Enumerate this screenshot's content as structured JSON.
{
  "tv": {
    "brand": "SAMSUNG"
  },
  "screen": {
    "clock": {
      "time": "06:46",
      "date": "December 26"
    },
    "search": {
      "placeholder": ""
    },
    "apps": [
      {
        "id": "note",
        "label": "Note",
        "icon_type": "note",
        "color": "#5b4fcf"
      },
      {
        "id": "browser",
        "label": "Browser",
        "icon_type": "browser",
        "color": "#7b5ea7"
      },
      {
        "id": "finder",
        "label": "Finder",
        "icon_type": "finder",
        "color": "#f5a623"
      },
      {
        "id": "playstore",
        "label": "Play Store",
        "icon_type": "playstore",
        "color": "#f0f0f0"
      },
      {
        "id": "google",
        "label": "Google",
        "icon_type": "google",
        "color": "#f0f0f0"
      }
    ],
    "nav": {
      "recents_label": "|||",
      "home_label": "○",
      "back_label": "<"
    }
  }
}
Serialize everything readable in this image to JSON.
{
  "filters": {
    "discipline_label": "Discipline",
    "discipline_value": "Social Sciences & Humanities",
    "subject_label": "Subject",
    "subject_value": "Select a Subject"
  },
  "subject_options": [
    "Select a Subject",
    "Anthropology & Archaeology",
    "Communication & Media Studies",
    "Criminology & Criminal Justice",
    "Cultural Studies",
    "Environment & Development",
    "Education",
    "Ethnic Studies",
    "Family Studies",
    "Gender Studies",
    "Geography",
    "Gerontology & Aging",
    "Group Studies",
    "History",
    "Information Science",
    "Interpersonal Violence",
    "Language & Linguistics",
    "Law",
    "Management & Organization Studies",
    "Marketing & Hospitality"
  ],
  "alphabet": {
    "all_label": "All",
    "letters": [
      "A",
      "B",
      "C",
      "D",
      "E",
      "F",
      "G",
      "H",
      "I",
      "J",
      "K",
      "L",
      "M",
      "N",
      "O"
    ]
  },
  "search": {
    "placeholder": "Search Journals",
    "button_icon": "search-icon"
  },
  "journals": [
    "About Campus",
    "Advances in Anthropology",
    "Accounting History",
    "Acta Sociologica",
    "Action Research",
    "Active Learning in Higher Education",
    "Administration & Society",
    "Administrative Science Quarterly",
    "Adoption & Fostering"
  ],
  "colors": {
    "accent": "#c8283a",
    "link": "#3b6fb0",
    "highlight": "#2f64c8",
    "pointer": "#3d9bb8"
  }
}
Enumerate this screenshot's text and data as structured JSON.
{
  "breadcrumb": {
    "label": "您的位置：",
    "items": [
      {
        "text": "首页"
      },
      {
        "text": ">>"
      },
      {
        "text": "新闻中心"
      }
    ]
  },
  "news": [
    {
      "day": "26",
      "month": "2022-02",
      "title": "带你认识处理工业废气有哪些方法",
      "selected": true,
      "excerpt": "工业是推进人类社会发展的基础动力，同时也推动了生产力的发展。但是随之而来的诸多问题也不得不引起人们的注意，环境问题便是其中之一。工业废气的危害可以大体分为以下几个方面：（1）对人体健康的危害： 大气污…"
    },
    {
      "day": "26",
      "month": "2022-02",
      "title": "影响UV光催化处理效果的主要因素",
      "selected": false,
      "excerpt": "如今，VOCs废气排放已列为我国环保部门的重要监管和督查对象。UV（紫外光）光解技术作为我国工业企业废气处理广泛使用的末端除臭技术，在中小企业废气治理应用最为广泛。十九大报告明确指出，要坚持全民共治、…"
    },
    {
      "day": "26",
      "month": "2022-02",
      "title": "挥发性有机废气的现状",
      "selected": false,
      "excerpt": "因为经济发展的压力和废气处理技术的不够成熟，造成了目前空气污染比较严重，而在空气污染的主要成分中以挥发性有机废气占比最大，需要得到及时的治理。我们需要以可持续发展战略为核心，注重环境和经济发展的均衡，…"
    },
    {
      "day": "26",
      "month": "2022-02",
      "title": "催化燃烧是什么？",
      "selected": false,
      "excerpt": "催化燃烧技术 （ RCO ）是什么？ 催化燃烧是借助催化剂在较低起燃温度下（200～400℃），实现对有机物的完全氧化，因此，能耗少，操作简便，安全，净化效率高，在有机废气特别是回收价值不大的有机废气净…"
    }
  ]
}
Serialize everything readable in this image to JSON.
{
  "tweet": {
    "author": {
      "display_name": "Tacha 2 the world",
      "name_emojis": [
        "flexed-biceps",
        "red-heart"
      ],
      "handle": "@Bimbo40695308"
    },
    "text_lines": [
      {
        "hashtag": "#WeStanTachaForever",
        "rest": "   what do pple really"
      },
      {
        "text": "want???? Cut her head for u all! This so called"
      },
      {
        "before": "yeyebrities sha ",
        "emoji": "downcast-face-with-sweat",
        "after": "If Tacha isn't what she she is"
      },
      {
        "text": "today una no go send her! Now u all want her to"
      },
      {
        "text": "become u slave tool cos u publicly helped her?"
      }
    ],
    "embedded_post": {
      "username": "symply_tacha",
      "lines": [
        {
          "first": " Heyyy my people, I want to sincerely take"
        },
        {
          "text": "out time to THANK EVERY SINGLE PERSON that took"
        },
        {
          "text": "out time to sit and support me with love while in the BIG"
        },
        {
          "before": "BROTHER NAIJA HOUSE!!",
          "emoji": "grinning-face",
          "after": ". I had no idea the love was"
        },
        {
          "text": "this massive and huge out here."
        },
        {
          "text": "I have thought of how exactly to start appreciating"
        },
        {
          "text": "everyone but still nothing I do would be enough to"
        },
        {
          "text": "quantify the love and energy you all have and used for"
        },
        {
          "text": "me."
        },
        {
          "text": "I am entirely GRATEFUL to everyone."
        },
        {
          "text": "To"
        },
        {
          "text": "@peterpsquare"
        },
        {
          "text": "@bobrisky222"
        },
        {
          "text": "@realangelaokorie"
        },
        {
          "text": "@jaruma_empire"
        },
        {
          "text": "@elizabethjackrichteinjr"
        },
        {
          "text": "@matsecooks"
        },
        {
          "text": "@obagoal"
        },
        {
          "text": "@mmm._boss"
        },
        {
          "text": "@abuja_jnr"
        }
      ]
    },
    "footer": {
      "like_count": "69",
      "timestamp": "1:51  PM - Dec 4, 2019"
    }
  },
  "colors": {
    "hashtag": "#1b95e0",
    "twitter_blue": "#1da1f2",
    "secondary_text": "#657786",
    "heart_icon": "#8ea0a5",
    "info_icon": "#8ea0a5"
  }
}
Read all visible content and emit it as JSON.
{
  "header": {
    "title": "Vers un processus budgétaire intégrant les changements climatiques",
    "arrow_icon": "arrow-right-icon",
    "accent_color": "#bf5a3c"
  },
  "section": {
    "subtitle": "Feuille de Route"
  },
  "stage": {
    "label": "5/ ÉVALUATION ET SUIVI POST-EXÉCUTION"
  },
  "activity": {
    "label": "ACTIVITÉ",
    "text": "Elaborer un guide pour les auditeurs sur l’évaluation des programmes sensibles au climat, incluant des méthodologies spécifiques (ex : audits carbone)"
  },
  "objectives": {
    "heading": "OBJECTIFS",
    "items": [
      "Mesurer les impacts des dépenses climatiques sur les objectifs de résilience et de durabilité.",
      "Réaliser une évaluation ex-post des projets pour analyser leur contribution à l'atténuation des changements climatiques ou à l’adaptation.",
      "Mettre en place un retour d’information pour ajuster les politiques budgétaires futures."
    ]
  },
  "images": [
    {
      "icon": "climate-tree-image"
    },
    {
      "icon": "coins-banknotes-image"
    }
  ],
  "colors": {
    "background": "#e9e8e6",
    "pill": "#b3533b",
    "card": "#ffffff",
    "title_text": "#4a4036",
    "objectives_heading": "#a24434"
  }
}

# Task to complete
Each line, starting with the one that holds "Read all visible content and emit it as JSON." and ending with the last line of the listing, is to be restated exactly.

# Solved exercise
Read all visible content and emit it as JSON.
{
  "header": {
    "title": "Vers un processus budgétaire intégrant les changements climatiques",
    "arrow_icon": "arrow-right-icon",
    "accent_color": "#bf5a3c"
  },
  "section": {
    "subtitle": "Feuille de Route"
  },
  "stage": {
    "label": "5/ ÉVALUATION ET SUIVI POST-EXÉCUTION"
  },
  "activity": {
    "label": "ACTIVITÉ",
    "text": "Elaborer un guide pour les auditeurs sur l’évaluation des programmes sensibles au climat, incluant des méthodologies spécifiques (ex : audits carbone)"
  },
  "objectives": {
    "heading": "OBJECTIFS",
    "items": [
      "Mesurer les impacts des dépenses climatiques sur les objectifs de résilience et de durabilité.",
      "Réaliser une évaluation ex-post des projets pour analyser leur contribution à l'atténuation des changements climatiques ou à l’adaptation.",
      "Mettre en place un retour d’information pour ajuster les politiques budgétaires futures."
    ]
  },
  "images": [
    {
      "icon": "climate-tree-image"
    },
    {
      "icon": "coins-banknotes-image"
    }
  ],
  "colors": {
    "background": "#e9e8e6",
    "pill": "#b3533b",
    "card": "#ffffff",
    "title_text": "#4a4036",
    "objectives_heading": "#a24434"
  }
}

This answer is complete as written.